Strangely Consistent

Theory, practice, and languages, braided together

Ovid is right: roles are awesome

A class hierarchy of expression nodes: it's so much the prototypical use case for run-time method polymorphism that it's almost a cliché. One can close one's eyes and picture the way parts of the expression tree interact in rich, complex ways, shaped by the very types of the nodes themselves, in a dynamic dance of late bindings and virtual methods. Switch statmement, get thee behind me. Et cetera.

I'm building one. And I'm having almost too much fun doing it. In between trying to use the strengths of Perl 6 and keeping true to the original program I'm porting, I've discovered an important thing: Ovid is right about roles.

Specifically, I'm having trouble picturing how I would cram all the type information into my expression node class hierarchy, were I not using roles. The roles definitely help manage complexity in my case.

Here's a pretty diagram of my class hierarchy.

It's a flat beast. Apart from everything deriving from Exp, I have only one case of old-skool inheritance in the diagram. And even that one is more making a point than actually shortening the code.

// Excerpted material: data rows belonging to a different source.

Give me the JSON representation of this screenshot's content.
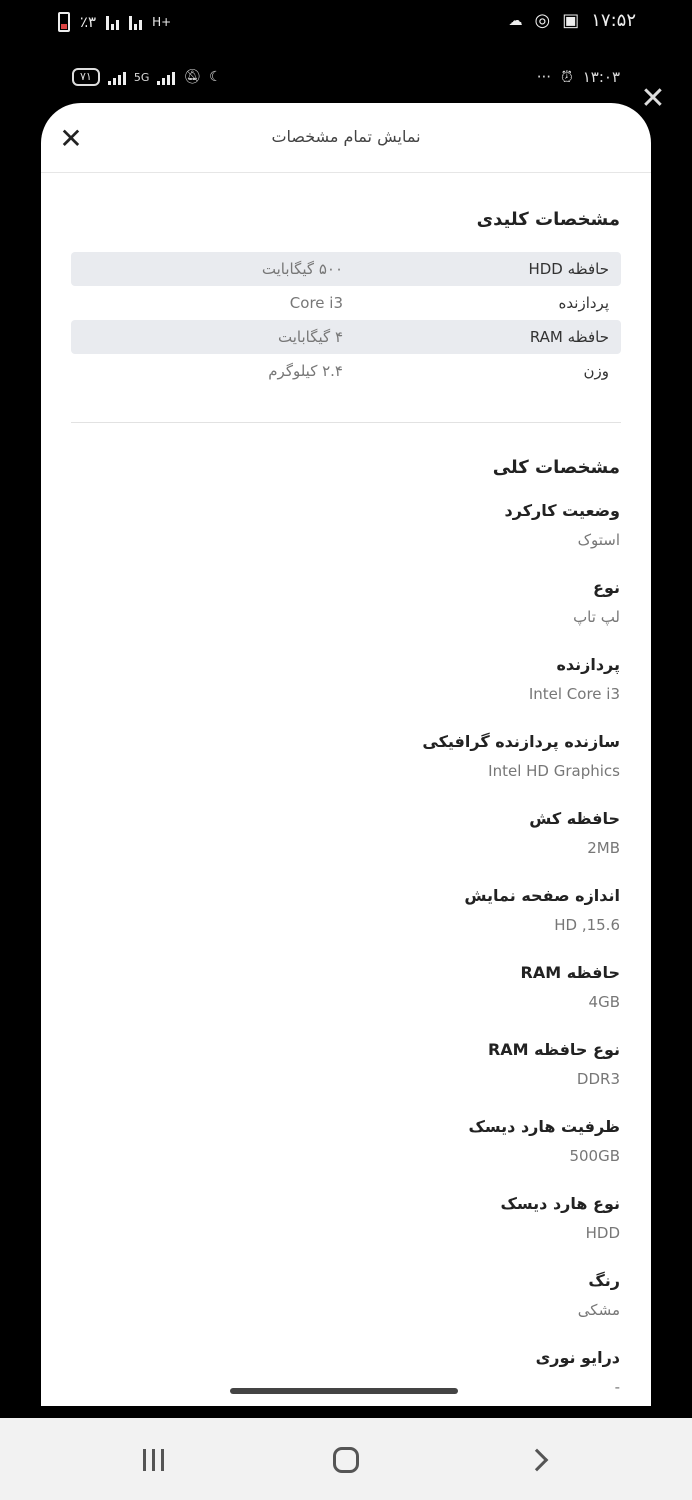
{
  "status_bar": {
    "battery_text": "٪۳",
    "network_type": "H+",
    "time": "۱۷:۵۲"
  },
  "inner_status_bar": {
    "battery_level": "۷۱",
    "network_5g": "5G",
    "dots": "···",
    "time": "۱۳:۰۳"
  },
  "sheet": {
    "title": "نمایش تمام مشخصات",
    "key_specs": {
      "title": "مشخصات کلیدی",
      "rows": [
        {
          "label": "حافظه HDD",
          "value": "۵۰۰ گیگابایت"
        },
        {
          "label": "پردازنده",
          "value": "Core i3"
        },
        {
          "label": "حافظه RAM",
          "value": "۴ گیگابایت"
        },
        {
          "label": "وزن",
          "value": "۲.۴ کیلوگرم"
        }
      ]
    },
    "general_specs": {
      "title": "مشخصات کلی",
      "items": [
        {
          "label": "وضعیت کارکرد",
          "value": "استوک"
        },
        {
          "label": "نوع",
          "value": "لپ تاپ"
        },
        {
          "label": "پردازنده",
          "value": "Intel Core i3"
        },
        {
          "label": "سازنده پردازنده گرافیکی",
          "value": "Intel HD Graphics"
        },
        {
          "label": "حافظه کش",
          "value": "2MB"
        },
        {
          "label": "اندازه صفحه نمایش",
          "value": "HD ,15.6"
        },
        {
          "label": "حافظه RAM",
          "value": "4GB"
        },
        {
          "label": "نوع حافظه RAM",
          "value": "DDR3"
        },
        {
          "label": "ظرفیت هارد دیسک",
          "value": "500GB"
        },
        {
          "label": "نوع هارد دیسک",
          "value": "HDD"
        },
        {
          "label": "رنگ",
          "value": "مشکی"
        },
        {
          "label": "درایو نوری",
          "value": "-"
        }
      ]
    }
  },
  "icons": {
    "close": "close-icon",
    "recent": "recent-apps-icon",
    "home": "home-icon",
    "back": "back-icon"
  }
}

Then there's all the colorful dots, representing the roles I'm mixing into my types. Some are for convenience (like the blue ones), others are vital for my program (like the green ones), and the rest are somewhere in between on the convenient/vital scale.

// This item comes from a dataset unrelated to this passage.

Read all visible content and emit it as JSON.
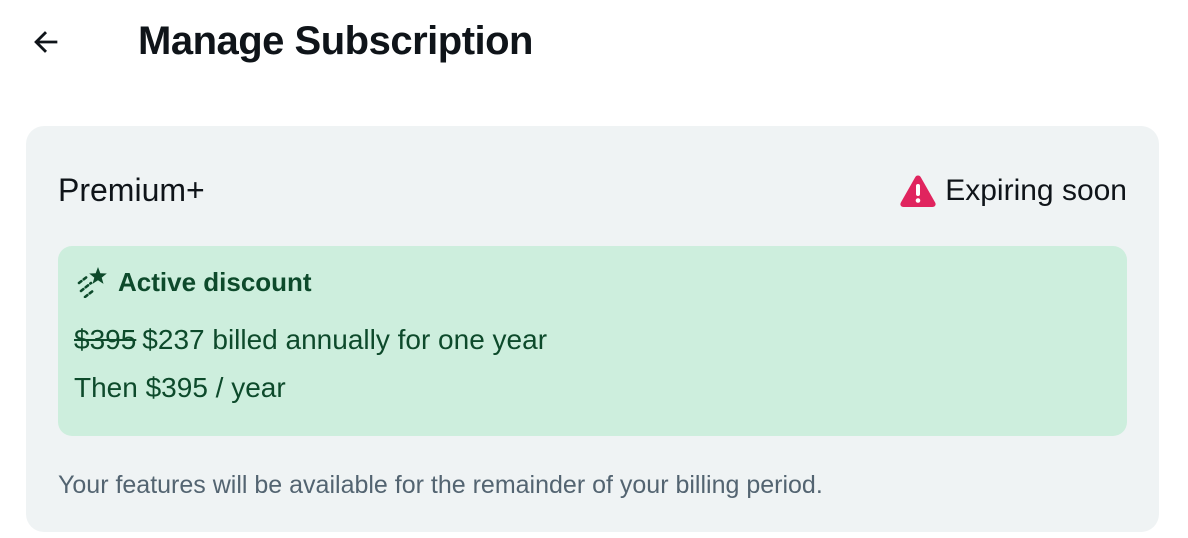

I even have a case of inheritance between two of the roles! Which means, in practice, that those classes with an orange dot also act as if they had a red dot. Very handy.

During the infancy of Rakudo, I've gotten used to learning to live without various features. Were I to do what I'm doing here without using roles, I could use two other mechanisms. The first is regular inheritance. The very thought gives me a bit of vertigo; I don't think I'd be able to turn the colored dots into base classes. Definitely not all of them at once; I'd have to choose. And that choice would affect the entire design of the program, probably resulting in loss of clarity.

The second way I could compensate for not having roles would be by using .can a lot. The presence of a given role in a class is isomorphic to the presence of a given method in a class. So that would definitely work, but I don't think I would like it as much. There's something to be said for declaring is and does relationships at the very top of the class declaration.

All in all, I'm very happy about the way things work. I'm wondering whether, had I not read all of Ovid's posts on managing the complexity of class hierarchies with roles, I would have come up with this design myself. Maybe, maybe not. But anyway: thanks, Ovid! This rocks!

A still-open question for me is whether the topmost type, Exp, should be a class or a role. Synopsis 12 has this to say about when to use roles:

Classes are primarily for instance management, not code reuse. Consider using roles when you simply want to factor out common code.

I am using Exp for code reuse, and for giving all of the other classes in the hierarchy a common base type. So I guess I could indeed turn it into a role. But it's just that... I don't see a reason to do so, and I still feel instinctively reluctant about it. Maybe I'm a bit hung up about it being a class hierarchy.

This point has come up before on IRC, and I've yet to hear a satisfactory way to resolve it: when faced with making a base type a class or a role, which way should one go?